If you’d like to avoid the hassle of integrating Google Cloud APIs with AWS Lambda, though, you might be better off skipping all these complex integrations and using Symbl.ai.
Symbl.ai’s Asynchronous Text API can help you analyze conversational data to generate transcripts or summaries, identify topics, and assess customer sentiment. It can also identify questions that were asked and items that need to be followed up on.
Symbl.ai uses a straightforward RESTful API, and you can be up and running within a matter of minutes—without having to worry about complex code or integrations.
In this article, you’ve looked at the benefits offered by the combination of AWS Lambda and the capabilities of Google Cloud APIs. You’ve also read about how to harness the mature deployment and cloud storage from AWS Lambda and the robust machine learning toolkit from Google’s Machine Learning API, and considered some of the difficulties you might encounter when doing so.
Finally, you examined how you can derive more value from the information that you acquire on these platforms, and how Symbl.ai can help.
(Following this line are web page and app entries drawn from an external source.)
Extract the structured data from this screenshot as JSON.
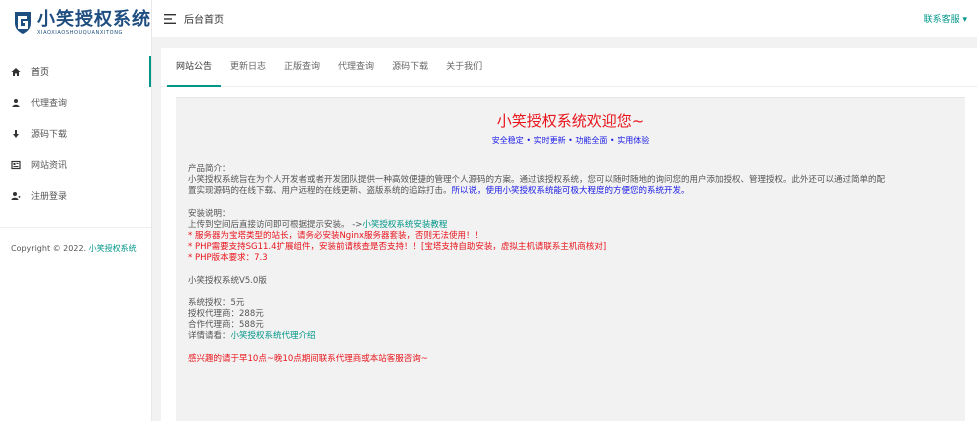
{
  "colors": {
    "accent": "#009688",
    "red": "#e8141b",
    "blue": "#1a1ae6",
    "brand": "#1e4d80"
  },
  "brand": {
    "title": "小笑授权系统",
    "subtitle": "XIAOXIAOSHOUQUANXITONG"
  },
  "sidebar": {
    "items": [
      {
        "label": "首页",
        "icon": "home-icon"
      },
      {
        "label": "代理查询",
        "icon": "user-icon"
      },
      {
        "label": "源码下载",
        "icon": "download-icon"
      },
      {
        "label": "网站资讯",
        "icon": "news-icon"
      },
      {
        "label": "注册登录",
        "icon": "user-add-icon"
      }
    ],
    "copyright": {
      "prefix": "Copyright © 2022. ",
      "link": "小笑授权系统"
    }
  },
  "header": {
    "title": "后台首页",
    "contact": "联系客服 ▾"
  },
  "tabs": [
    {
      "label": "网站公告"
    },
    {
      "label": "更新日志"
    },
    {
      "label": "正版查询"
    },
    {
      "label": "代理查询"
    },
    {
      "label": "源码下载"
    },
    {
      "label": "关于我们"
    }
  ],
  "notice": {
    "welcome": "小笑授权系统欢迎您~",
    "slogan": "安全稳定 • 实时更新 • 功能全面 • 实用体验",
    "intro_title": "产品简介：",
    "intro_line1": "小笑授权系统旨在为个人开发者或者开发团队提供一种高效便捷的管理个人源码的方案。通过该授权系统，您可以随时随地的询问您的用户添加授权、管理授权。此外还可以通过简单的配",
    "intro_line2_a": "置实现源码的在线下载、用户远程的在线更新、盗版系统的追踪打击。",
    "intro_line2_b": "所以说，使用小笑授权系统能可极大程度的方便您的系统开发。",
    "install_title": "安装说明：",
    "install_line1_a": "上传到空间后直接访问即可根据提示安装。  ->",
    "install_line1_link": "小笑授权系统安装教程",
    "install_line2": "* 服务器为宝塔类型的站长，请务必安装Nginx服务器套装，否则无法使用！！",
    "install_line3": "* PHP需要支持SG11.4扩展组件，安装前请核查是否支持！！[宝塔支持自助安装，虚拟主机请联系主机商核对]",
    "install_line4": "* PHP版本要求：7.3",
    "version": "小笑授权系统V5.0版",
    "price1": "系统授权：5元",
    "price2": "授权代理商：288元",
    "price3": "合作代理商：588元",
    "detail_label": "详情请看：",
    "detail_link": "小笑授权系统代理介绍",
    "footer": "感兴趣的请于早10点~晚10点期间联系代理商或本站客服咨询~"
  }
}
Symbl.ai is a conversational intelligence platform that enables you to achieve contextual understanding of human conversations. It offers both real-time and asynchronous processing of text, video, and audio data, allowing you to automate not just transcripts and real-time captioning, but also to derive insights such as customer sentiment, topics that were discussed, follow-up actions, and questions that were asked, helping you to better understand your customers and make business decisions that positively affect them.